Collection entries:
****
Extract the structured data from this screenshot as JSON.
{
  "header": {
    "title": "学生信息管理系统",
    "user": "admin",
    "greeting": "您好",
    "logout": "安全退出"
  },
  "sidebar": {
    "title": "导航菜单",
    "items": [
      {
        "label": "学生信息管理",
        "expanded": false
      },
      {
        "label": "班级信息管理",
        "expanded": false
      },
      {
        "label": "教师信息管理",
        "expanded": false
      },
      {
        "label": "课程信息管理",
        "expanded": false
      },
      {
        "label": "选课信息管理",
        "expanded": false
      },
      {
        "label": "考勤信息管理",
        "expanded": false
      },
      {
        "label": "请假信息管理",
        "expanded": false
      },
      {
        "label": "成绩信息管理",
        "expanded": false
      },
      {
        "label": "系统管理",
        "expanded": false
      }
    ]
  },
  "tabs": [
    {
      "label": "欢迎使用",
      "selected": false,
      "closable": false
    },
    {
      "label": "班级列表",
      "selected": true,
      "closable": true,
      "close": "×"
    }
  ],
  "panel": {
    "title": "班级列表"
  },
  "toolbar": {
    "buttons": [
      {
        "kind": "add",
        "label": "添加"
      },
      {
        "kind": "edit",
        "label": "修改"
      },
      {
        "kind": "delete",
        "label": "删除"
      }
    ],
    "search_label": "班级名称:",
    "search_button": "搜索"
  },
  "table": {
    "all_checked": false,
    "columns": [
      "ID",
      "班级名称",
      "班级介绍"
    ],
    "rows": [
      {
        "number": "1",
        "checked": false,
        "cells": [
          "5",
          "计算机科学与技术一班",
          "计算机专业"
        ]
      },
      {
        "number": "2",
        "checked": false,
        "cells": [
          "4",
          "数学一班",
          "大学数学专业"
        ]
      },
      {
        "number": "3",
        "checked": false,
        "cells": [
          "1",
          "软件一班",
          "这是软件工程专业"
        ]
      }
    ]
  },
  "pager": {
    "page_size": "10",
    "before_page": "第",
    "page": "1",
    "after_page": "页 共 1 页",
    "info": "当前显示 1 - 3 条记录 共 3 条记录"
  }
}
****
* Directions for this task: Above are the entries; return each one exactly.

* Completed exercise:
Extract the structured data from this screenshot as JSON.
{
  "header": {
    "title": "学生信息管理系统",
    "user": "admin",
    "greeting": "您好",
    "logout": "安全退出"
  },
  "sidebar": {
    "title": "导航菜单",
    "items": [
      {
        "label": "学生信息管理",
        "expanded": false
      },
      {
        "label": "班级信息管理",
        "expanded": false
      },
      {
        "label": "教师信息管理",
        "expanded": false
      },
      {
        "label": "课程信息管理",
        "expanded": false
      },
      {
        "label": "选课信息管理",
        "expanded": false
      },
      {
        "label": "考勤信息管理",
        "expanded": false
      },
      {
        "label": "请假信息管理",
        "expanded": false
      },
      {
        "label": "成绩信息管理",
        "expanded": false
      },
      {
        "label": "系统管理",
        "expanded": false
      }
    ]
  },
  "tabs": [
    {
      "label": "欢迎使用",
      "selected": false,
      "closable": false
    },
    {
      "label": "班级列表",
      "selected": true,
      "closable": true,
      "close": "×"
    }
  ],
  "panel": {
    "title": "班级列表"
  },
  "toolbar": {
    "buttons": [
      {
        "kind": "add",
        "label": "添加"
      },
      {
        "kind": "edit",
        "label": "修改"
      },
      {
        "kind": "delete",
        "label": "删除"
      }
    ],
    "search_label": "班级名称:",
    "search_button": "搜索"
  },
  "table": {
    "all_checked": false,
    "columns": [
      "ID",
      "班级名称",
      "班级介绍"
    ],
    "rows": [
      {
        "number": "1",
        "checked": false,
        "cells": [
          "5",
          "计算机科学与技术一班",
          "计算机专业"
        ]
      },
      {
        "number": "2",
        "checked": false,
        "cells": [
          "4",
          "数学一班",
          "大学数学专业"
        ]
      },
      {
        "number": "3",
        "checked": false,
        "cells": [
          "1",
          "软件一班",
          "这是软件工程专业"
        ]
      }
    ]
  },
  "pager": {
    "page_size": "10",
    "before_page": "第",
    "page": "1",
    "after_page": "页 共 1 页",
    "info": "当前显示 1 - 3 条记录 共 3 条记录"
  }
}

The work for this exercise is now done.